[[ RECORD EXTRACTS open ]]

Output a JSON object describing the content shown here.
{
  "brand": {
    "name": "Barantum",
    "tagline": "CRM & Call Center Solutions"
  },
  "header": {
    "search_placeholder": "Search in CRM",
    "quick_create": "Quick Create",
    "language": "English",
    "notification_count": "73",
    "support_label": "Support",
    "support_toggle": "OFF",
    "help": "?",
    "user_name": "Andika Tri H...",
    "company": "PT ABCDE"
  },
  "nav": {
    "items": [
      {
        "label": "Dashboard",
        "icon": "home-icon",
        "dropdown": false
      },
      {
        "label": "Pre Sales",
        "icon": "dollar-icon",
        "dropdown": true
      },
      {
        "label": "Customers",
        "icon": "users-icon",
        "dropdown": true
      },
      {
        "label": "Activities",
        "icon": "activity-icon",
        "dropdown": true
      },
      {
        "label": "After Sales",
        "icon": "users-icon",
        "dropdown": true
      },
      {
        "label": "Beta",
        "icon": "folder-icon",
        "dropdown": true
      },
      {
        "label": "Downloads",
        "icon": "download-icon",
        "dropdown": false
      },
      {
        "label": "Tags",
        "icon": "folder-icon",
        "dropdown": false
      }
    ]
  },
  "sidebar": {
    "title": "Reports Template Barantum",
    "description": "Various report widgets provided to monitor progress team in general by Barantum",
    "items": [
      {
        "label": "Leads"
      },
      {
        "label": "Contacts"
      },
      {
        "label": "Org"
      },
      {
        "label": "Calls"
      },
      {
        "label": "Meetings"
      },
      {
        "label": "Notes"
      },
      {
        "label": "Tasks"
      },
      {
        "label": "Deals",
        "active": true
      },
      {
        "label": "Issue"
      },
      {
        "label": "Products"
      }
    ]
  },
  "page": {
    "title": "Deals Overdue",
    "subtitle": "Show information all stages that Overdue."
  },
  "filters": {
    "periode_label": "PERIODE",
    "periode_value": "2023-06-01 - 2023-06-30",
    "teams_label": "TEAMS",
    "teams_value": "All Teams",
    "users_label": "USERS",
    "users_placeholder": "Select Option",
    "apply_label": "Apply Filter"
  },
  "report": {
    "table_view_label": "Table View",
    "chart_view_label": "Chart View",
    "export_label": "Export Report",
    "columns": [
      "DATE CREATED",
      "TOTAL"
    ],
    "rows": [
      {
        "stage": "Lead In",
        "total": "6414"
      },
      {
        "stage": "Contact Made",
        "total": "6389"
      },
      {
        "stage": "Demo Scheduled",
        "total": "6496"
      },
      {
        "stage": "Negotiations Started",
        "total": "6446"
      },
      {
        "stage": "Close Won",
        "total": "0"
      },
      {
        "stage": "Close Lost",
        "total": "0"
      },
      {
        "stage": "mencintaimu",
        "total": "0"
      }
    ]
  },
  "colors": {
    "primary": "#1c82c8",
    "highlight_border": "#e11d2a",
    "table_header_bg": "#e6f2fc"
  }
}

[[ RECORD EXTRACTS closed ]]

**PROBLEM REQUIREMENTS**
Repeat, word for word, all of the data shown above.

**REPLY TO THE EXERCISE**
Output a JSON object describing the content shown here.
{
  "brand": {
    "name": "Barantum",
    "tagline": "CRM & Call Center Solutions"
  },
  "header": {
    "search_placeholder": "Search in CRM",
    "quick_create": "Quick Create",
    "language": "English",
    "notification_count": "73",
    "support_label": "Support",
    "support_toggle": "OFF",
    "help": "?",
    "user_name": "Andika Tri H...",
    "company": "PT ABCDE"
  },
  "nav": {
    "items": [
      {
        "label": "Dashboard",
        "icon": "home-icon",
        "dropdown": false
      },
      {
        "label": "Pre Sales",
        "icon": "dollar-icon",
        "dropdown": true
      },
      {
        "label": "Customers",
        "icon": "users-icon",
        "dropdown": true
      },
      {
        "label": "Activities",
        "icon": "activity-icon",
        "dropdown": true
      },
      {
        "label": "After Sales",
        "icon": "users-icon",
        "dropdown": true
      },
      {
        "label": "Beta",
        "icon": "folder-icon",
        "dropdown": true
      },
      {
        "label": "Downloads",
        "icon": "download-icon",
        "dropdown": false
      },
      {
        "label": "Tags",
        "icon": "folder-icon",
        "dropdown": false
      }
    ]
  },
  "sidebar": {
    "title": "Reports Template Barantum",
    "description": "Various report widgets provided to monitor progress team in general by Barantum",
    "items": [
      {
        "label": "Leads"
      },
      {
        "label": "Contacts"
      },
      {
        "label": "Org"
      },
      {
        "label": "Calls"
      },
      {
        "label": "Meetings"
      },
      {
        "label": "Notes"
      },
      {
        "label": "Tasks"
      },
      {
        "label": "Deals",
        "active": true
      },
      {
        "label": "Issue"
      },
      {
        "label": "Products"
      }
    ]
  },
  "page": {
    "title": "Deals Overdue",
    "subtitle": "Show information all stages that Overdue."
  },
  "filters": {
    "periode_label": "PERIODE",
    "periode_value": "2023-06-01 - 2023-06-30",
    "teams_label": "TEAMS",
    "teams_value": "All Teams",
    "users_label": "USERS",
    "users_placeholder": "Select Option",
    "apply_label": "Apply Filter"
  },
  "report": {
    "table_view_label": "Table View",
    "chart_view_label": "Chart View",
    "export_label": "Export Report",
    "columns": [
      "DATE CREATED",
      "TOTAL"
    ],
    "rows": [
      {
        "stage": "Lead In",
        "total": "6414"
      },
      {
        "stage": "Contact Made",
        "total": "6389"
      },
      {
        "stage": "Demo Scheduled",
        "total": "6496"
      },
      {
        "stage": "Negotiations Started",
        "total": "6446"
      },
      {
        "stage": "Close Won",
        "total": "0"
      },
      {
        "stage": "Close Lost",
        "total": "0"
      },
      {
        "stage": "mencintaimu",
        "total": "0"
      }
    ]
  },
  "colors": {
    "primary": "#1c82c8",
    "highlight_border": "#e11d2a",
    "table_header_bg": "#e6f2fc"
  }
}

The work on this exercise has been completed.